Dataset rows for apps and sites
▼
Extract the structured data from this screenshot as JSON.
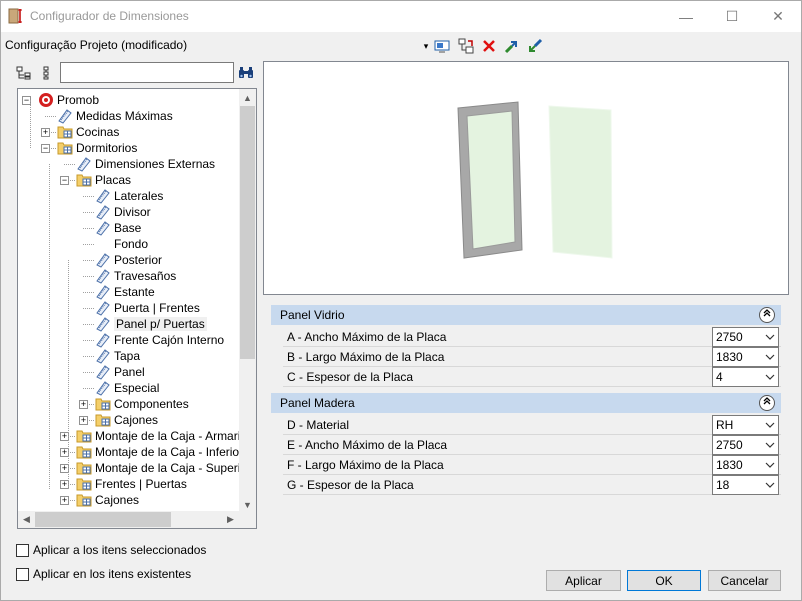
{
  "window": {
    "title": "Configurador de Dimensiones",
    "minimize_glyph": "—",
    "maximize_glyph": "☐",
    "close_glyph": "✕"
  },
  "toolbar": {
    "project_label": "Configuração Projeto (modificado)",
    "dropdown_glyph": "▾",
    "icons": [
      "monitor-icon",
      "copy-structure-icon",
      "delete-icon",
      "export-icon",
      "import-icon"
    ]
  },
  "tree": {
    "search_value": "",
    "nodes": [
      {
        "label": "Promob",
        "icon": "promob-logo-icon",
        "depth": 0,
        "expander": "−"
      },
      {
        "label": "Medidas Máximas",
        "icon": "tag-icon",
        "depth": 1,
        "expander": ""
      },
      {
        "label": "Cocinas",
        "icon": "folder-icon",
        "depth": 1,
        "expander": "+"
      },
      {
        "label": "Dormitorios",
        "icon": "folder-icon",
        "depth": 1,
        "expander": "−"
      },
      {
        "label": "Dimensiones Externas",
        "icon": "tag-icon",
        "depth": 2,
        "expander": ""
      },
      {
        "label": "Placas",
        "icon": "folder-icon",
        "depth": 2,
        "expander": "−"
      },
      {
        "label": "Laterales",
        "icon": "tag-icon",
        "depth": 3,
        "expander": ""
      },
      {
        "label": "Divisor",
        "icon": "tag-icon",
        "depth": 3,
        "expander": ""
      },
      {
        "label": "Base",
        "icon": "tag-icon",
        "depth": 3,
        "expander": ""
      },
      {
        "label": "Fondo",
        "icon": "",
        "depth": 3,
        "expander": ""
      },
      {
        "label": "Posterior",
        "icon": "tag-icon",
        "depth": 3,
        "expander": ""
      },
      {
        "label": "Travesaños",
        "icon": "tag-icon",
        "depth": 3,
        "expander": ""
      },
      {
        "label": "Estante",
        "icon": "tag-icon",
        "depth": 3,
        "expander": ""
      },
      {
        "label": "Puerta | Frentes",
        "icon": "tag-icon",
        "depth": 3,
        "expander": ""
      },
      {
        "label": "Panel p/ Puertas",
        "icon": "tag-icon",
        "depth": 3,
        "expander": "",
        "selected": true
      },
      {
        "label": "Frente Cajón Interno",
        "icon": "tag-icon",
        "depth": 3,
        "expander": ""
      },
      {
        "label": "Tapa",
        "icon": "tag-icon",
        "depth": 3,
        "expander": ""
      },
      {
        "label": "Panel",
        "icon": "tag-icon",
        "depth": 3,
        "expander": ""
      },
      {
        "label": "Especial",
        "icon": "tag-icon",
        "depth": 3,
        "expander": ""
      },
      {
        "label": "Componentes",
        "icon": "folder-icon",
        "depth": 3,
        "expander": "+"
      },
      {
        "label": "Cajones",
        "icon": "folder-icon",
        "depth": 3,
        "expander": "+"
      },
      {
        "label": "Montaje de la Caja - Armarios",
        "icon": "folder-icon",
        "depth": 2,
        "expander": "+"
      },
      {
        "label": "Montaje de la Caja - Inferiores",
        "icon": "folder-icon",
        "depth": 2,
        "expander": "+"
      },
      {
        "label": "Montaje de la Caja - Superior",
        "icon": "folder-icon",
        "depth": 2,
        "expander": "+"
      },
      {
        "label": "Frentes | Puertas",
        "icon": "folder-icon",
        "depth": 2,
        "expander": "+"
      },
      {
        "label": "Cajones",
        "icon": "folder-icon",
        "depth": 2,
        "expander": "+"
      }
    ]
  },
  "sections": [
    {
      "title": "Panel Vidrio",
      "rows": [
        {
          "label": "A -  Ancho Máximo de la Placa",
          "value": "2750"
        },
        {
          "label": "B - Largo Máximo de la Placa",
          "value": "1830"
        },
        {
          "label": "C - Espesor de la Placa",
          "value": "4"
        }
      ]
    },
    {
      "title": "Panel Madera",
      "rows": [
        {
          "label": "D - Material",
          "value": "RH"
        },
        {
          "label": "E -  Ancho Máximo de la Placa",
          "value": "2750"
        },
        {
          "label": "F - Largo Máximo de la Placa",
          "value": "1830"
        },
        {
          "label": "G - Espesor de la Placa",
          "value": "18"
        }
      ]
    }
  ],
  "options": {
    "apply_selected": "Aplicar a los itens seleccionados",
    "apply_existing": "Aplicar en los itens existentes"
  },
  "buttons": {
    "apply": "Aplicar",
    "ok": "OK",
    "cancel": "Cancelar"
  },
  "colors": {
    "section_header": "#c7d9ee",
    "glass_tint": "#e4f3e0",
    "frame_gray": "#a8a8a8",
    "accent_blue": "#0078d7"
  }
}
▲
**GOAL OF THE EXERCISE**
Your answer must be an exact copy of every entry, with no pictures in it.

**EXERCISE ANSWER**
Extract the structured data from this screenshot as JSON.
{
  "window": {
    "title": "Configurador de Dimensiones",
    "minimize_glyph": "—",
    "maximize_glyph": "☐",
    "close_glyph": "✕"
  },
  "toolbar": {
    "project_label": "Configuração Projeto (modificado)",
    "dropdown_glyph": "▾",
    "icons": [
      "monitor-icon",
      "copy-structure-icon",
      "delete-icon",
      "export-icon",
      "import-icon"
    ]
  },
  "tree": {
    "search_value": "",
    "nodes": [
      {
        "label": "Promob",
        "icon": "promob-logo-icon",
        "depth": 0,
        "expander": "−"
      },
      {
        "label": "Medidas Máximas",
        "icon": "tag-icon",
        "depth": 1,
        "expander": ""
      },
      {
        "label": "Cocinas",
        "icon": "folder-icon",
        "depth": 1,
        "expander": "+"
      },
      {
        "label": "Dormitorios",
        "icon": "folder-icon",
        "depth": 1,
        "expander": "−"
      },
      {
        "label": "Dimensiones Externas",
        "icon": "tag-icon",
        "depth": 2,
        "expander": ""
      },
      {
        "label": "Placas",
        "icon": "folder-icon",
        "depth": 2,
        "expander": "−"
      },
      {
        "label": "Laterales",
        "icon": "tag-icon",
        "depth": 3,
        "expander": ""
      },
      {
        "label": "Divisor",
        "icon": "tag-icon",
        "depth": 3,
        "expander": ""
      },
      {
        "label": "Base",
        "icon": "tag-icon",
        "depth": 3,
        "expander": ""
      },
      {
        "label": "Fondo",
        "icon": "",
        "depth": 3,
        "expander": ""
      },
      {
        "label": "Posterior",
        "icon": "tag-icon",
        "depth": 3,
        "expander": ""
      },
      {
        "label": "Travesaños",
        "icon": "tag-icon",
        "depth": 3,
        "expander": ""
      },
      {
        "label": "Estante",
        "icon": "tag-icon",
        "depth": 3,
        "expander": ""
      },
      {
        "label": "Puerta | Frentes",
        "icon": "tag-icon",
        "depth": 3,
        "expander": ""
      },
      {
        "label": "Panel p/ Puertas",
        "icon": "tag-icon",
        "depth": 3,
        "expander": "",
        "selected": true
      },
      {
        "label": "Frente Cajón Interno",
        "icon": "tag-icon",
        "depth": 3,
        "expander": ""
      },
      {
        "label": "Tapa",
        "icon": "tag-icon",
        "depth": 3,
        "expander": ""
      },
      {
        "label": "Panel",
        "icon": "tag-icon",
        "depth": 3,
        "expander": ""
      },
      {
        "label": "Especial",
        "icon": "tag-icon",
        "depth": 3,
        "expander": ""
      },
      {
        "label": "Componentes",
        "icon": "folder-icon",
        "depth": 3,
        "expander": "+"
      },
      {
        "label": "Cajones",
        "icon": "folder-icon",
        "depth": 3,
        "expander": "+"
      },
      {
        "label": "Montaje de la Caja - Armarios",
        "icon": "folder-icon",
        "depth": 2,
        "expander": "+"
      },
      {
        "label": "Montaje de la Caja - Inferiores",
        "icon": "folder-icon",
        "depth": 2,
        "expander": "+"
      },
      {
        "label": "Montaje de la Caja - Superior",
        "icon": "folder-icon",
        "depth": 2,
        "expander": "+"
      },
      {
        "label": "Frentes | Puertas",
        "icon": "folder-icon",
        "depth": 2,
        "expander": "+"
      },
      {
        "label": "Cajones",
        "icon": "folder-icon",
        "depth": 2,
        "expander": "+"
      }
    ]
  },
  "sections": [
    {
      "title": "Panel Vidrio",
      "rows": [
        {
          "label": "A -  Ancho Máximo de la Placa",
          "value": "2750"
        },
        {
          "label": "B - Largo Máximo de la Placa",
          "value": "1830"
        },
        {
          "label": "C - Espesor de la Placa",
          "value": "4"
        }
      ]
    },
    {
      "title": "Panel Madera",
      "rows": [
        {
          "label": "D - Material",
          "value": "RH"
        },
        {
          "label": "E -  Ancho Máximo de la Placa",
          "value": "2750"
        },
        {
          "label": "F - Largo Máximo de la Placa",
          "value": "1830"
        },
        {
          "label": "G - Espesor de la Placa",
          "value": "18"
        }
      ]
    }
  ],
  "options": {
    "apply_selected": "Aplicar a los itens seleccionados",
    "apply_existing": "Aplicar en los itens existentes"
  },
  "buttons": {
    "apply": "Aplicar",
    "ok": "OK",
    "cancel": "Cancelar"
  },
  "colors": {
    "section_header": "#c7d9ee",
    "glass_tint": "#e4f3e0",
    "frame_gray": "#a8a8a8",
    "accent_blue": "#0078d7"
  }
}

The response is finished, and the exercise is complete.